• What is being asked:
Please restate the data word for word.
Stored data: Begin
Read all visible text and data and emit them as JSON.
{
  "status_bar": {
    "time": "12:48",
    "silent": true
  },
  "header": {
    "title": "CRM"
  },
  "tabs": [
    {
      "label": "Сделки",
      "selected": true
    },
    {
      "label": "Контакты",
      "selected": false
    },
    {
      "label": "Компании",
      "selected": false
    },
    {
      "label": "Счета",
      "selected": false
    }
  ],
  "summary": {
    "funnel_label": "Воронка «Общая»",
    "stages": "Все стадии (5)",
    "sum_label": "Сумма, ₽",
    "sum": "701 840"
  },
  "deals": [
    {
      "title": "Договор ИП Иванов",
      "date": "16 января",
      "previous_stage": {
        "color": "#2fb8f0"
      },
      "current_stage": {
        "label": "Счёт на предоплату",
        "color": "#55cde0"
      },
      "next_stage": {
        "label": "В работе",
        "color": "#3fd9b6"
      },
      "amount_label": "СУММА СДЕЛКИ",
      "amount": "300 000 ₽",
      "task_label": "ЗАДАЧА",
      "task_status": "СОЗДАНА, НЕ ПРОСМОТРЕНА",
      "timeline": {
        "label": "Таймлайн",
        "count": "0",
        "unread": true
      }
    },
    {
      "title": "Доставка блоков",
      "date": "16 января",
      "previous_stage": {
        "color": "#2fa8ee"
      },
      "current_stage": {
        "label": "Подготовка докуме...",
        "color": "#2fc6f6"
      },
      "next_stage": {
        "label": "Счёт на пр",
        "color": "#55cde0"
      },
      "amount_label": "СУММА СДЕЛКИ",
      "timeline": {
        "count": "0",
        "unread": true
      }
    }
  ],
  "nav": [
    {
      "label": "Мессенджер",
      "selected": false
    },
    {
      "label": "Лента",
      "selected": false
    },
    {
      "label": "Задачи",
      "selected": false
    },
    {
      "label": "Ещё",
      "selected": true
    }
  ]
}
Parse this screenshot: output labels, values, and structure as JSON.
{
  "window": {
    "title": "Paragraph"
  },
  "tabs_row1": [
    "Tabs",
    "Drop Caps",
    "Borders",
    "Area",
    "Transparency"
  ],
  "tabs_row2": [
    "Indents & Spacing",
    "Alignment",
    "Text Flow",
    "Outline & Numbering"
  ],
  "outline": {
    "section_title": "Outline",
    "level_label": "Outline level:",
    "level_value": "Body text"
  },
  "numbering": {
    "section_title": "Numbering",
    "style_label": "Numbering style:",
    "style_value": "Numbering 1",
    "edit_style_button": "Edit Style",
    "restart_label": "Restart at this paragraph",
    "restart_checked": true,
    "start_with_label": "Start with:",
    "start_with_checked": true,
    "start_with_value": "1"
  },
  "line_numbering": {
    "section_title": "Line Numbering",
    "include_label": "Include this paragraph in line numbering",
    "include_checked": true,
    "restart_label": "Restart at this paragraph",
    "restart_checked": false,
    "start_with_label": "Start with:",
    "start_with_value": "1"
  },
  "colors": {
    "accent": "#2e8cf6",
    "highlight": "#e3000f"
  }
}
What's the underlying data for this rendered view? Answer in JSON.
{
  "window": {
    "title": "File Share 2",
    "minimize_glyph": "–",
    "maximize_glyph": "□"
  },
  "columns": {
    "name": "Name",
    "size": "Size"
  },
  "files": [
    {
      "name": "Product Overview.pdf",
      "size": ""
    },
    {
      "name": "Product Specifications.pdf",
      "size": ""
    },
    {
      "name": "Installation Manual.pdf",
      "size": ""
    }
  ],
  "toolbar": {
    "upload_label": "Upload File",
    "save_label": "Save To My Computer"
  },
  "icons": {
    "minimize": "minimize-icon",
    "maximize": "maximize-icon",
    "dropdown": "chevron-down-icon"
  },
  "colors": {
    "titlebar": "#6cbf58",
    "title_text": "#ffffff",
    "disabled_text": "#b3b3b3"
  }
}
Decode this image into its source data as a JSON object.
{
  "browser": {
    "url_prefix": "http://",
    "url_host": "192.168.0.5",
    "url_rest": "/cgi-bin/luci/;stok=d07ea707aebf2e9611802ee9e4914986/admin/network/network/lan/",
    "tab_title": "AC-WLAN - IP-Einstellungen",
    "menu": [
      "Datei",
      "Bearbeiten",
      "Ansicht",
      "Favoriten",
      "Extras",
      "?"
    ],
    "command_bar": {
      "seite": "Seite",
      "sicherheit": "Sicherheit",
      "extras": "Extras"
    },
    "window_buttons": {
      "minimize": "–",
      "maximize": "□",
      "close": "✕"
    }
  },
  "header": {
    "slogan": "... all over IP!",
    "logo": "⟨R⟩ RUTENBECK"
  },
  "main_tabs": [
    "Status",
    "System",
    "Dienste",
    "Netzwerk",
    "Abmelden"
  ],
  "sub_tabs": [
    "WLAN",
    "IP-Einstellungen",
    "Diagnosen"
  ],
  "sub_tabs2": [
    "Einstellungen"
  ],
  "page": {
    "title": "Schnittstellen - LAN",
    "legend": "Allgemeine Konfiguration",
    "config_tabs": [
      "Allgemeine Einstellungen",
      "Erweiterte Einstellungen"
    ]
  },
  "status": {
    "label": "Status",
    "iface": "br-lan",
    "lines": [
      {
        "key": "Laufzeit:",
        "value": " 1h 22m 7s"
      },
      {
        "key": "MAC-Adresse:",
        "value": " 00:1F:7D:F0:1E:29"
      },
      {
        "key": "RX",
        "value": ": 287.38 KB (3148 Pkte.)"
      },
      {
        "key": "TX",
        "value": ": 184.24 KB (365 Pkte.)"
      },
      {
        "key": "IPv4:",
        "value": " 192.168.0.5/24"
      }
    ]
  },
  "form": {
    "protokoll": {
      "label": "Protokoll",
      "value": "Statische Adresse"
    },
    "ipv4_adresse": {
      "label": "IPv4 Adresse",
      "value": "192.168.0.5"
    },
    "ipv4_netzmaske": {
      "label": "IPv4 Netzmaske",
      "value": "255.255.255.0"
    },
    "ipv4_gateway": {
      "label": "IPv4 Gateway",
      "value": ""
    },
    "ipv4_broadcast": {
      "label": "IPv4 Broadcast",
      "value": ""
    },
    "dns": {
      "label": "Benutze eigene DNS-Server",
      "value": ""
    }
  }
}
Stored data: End
• Result for this task:
Read all visible text and data and emit them as JSON.
{
  "status_bar": {
    "time": "12:48",
    "silent": true
  },
  "header": {
    "title": "CRM"
  },
  "tabs": [
    {
      "label": "Сделки",
      "selected": true
    },
    {
      "label": "Контакты",
      "selected": false
    },
    {
      "label": "Компании",
      "selected": false
    },
    {
      "label": "Счета",
      "selected": false
    }
  ],
  "summary": {
    "funnel_label": "Воронка «Общая»",
    "stages": "Все стадии (5)",
    "sum_label": "Сумма, ₽",
    "sum": "701 840"
  },
  "deals": [
    {
      "title": "Договор ИП Иванов",
      "date": "16 января",
      "previous_stage": {
        "color": "#2fb8f0"
      },
      "current_stage": {
        "label": "Счёт на предоплату",
        "color": "#55cde0"
      },
      "next_stage": {
        "label": "В работе",
        "color": "#3fd9b6"
      },
      "amount_label": "СУММА СДЕЛКИ",
      "amount": "300 000 ₽",
      "task_label": "ЗАДАЧА",
      "task_status": "СОЗДАНА, НЕ ПРОСМОТРЕНА",
      "timeline": {
        "label": "Таймлайн",
        "count": "0",
        "unread": true
      }
    },
    {
      "title": "Доставка блоков",
      "date": "16 января",
      "previous_stage": {
        "color": "#2fa8ee"
      },
      "current_stage": {
        "label": "Подготовка докуме...",
        "color": "#2fc6f6"
      },
      "next_stage": {
        "label": "Счёт на пр",
        "color": "#55cde0"
      },
      "amount_label": "СУММА СДЕЛКИ",
      "timeline": {
        "count": "0",
        "unread": true
      }
    }
  ],
  "nav": [
    {
      "label": "Мессенджер",
      "selected": false
    },
    {
      "label": "Лента",
      "selected": false
    },
    {
      "label": "Задачи",
      "selected": false
    },
    {
      "label": "Ещё",
      "selected": true
    }
  ]
}
Parse this screenshot: output labels, values, and structure as JSON.
{
  "window": {
    "title": "Paragraph"
  },
  "tabs_row1": [
    "Tabs",
    "Drop Caps",
    "Borders",
    "Area",
    "Transparency"
  ],
  "tabs_row2": [
    "Indents & Spacing",
    "Alignment",
    "Text Flow",
    "Outline & Numbering"
  ],
  "outline": {
    "section_title": "Outline",
    "level_label": "Outline level:",
    "level_value": "Body text"
  },
  "numbering": {
    "section_title": "Numbering",
    "style_label": "Numbering style:",
    "style_value": "Numbering 1",
    "edit_style_button": "Edit Style",
    "restart_label": "Restart at this paragraph",
    "restart_checked": true,
    "start_with_label": "Start with:",
    "start_with_checked": true,
    "start_with_value": "1"
  },
  "line_numbering": {
    "section_title": "Line Numbering",
    "include_label": "Include this paragraph in line numbering",
    "include_checked": true,
    "restart_label": "Restart at this paragraph",
    "restart_checked": false,
    "start_with_label": "Start with:",
    "start_with_value": "1"
  },
  "colors": {
    "accent": "#2e8cf6",
    "highlight": "#e3000f"
  }
}
What's the underlying data for this rendered view? Answer in JSON.
{
  "window": {
    "title": "File Share 2",
    "minimize_glyph": "–",
    "maximize_glyph": "□"
  },
  "columns": {
    "name": "Name",
    "size": "Size"
  },
  "files": [
    {
      "name": "Product Overview.pdf",
      "size": ""
    },
    {
      "name": "Product Specifications.pdf",
      "size": ""
    },
    {
      "name": "Installation Manual.pdf",
      "size": ""
    }
  ],
  "toolbar": {
    "upload_label": "Upload File",
    "save_label": "Save To My Computer"
  },
  "icons": {
    "minimize": "minimize-icon",
    "maximize": "maximize-icon",
    "dropdown": "chevron-down-icon"
  },
  "colors": {
    "titlebar": "#6cbf58",
    "title_text": "#ffffff",
    "disabled_text": "#b3b3b3"
  }
}
Decode this image into its source data as a JSON object.
{
  "browser": {
    "url_prefix": "http://",
    "url_host": "192.168.0.5",
    "url_rest": "/cgi-bin/luci/;stok=d07ea707aebf2e9611802ee9e4914986/admin/network/network/lan/",
    "tab_title": "AC-WLAN - IP-Einstellungen",
    "menu": [
      "Datei",
      "Bearbeiten",
      "Ansicht",
      "Favoriten",
      "Extras",
      "?"
    ],
    "command_bar": {
      "seite": "Seite",
      "sicherheit": "Sicherheit",
      "extras": "Extras"
    },
    "window_buttons": {
      "minimize": "–",
      "maximize": "□",
      "close": "✕"
    }
  },
  "header": {
    "slogan": "... all over IP!",
    "logo": "⟨R⟩ RUTENBECK"
  },
  "main_tabs": [
    "Status",
    "System",
    "Dienste",
    "Netzwerk",
    "Abmelden"
  ],
  "sub_tabs": [
    "WLAN",
    "IP-Einstellungen",
    "Diagnosen"
  ],
  "sub_tabs2": [
    "Einstellungen"
  ],
  "page": {
    "title": "Schnittstellen - LAN",
    "legend": "Allgemeine Konfiguration",
    "config_tabs": [
      "Allgemeine Einstellungen",
      "Erweiterte Einstellungen"
    ]
  },
  "status": {
    "label": "Status",
    "iface": "br-lan",
    "lines": [
      {
        "key": "Laufzeit:",
        "value": " 1h 22m 7s"
      },
      {
        "key": "MAC-Adresse:",
        "value": " 00:1F:7D:F0:1E:29"
      },
      {
        "key": "RX",
        "value": ": 287.38 KB (3148 Pkte.)"
      },
      {
        "key": "TX",
        "value": ": 184.24 KB (365 Pkte.)"
      },
      {
        "key": "IPv4:",
        "value": " 192.168.0.5/24"
      }
    ]
  },
  "form": {
    "protokoll": {
      "label": "Protokoll",
      "value": "Statische Adresse"
    },
    "ipv4_adresse": {
      "label": "IPv4 Adresse",
      "value": "192.168.0.5"
    },
    "ipv4_netzmaske": {
      "label": "IPv4 Netzmaske",
      "value": "255.255.255.0"
    },
    "ipv4_gateway": {
      "label": "IPv4 Gateway",
      "value": ""
    },
    "ipv4_broadcast": {
      "label": "IPv4 Broadcast",
      "value": ""
    },
    "dns": {
      "label": "Benutze eigene DNS-Server",
      "value": ""
    }
  }
}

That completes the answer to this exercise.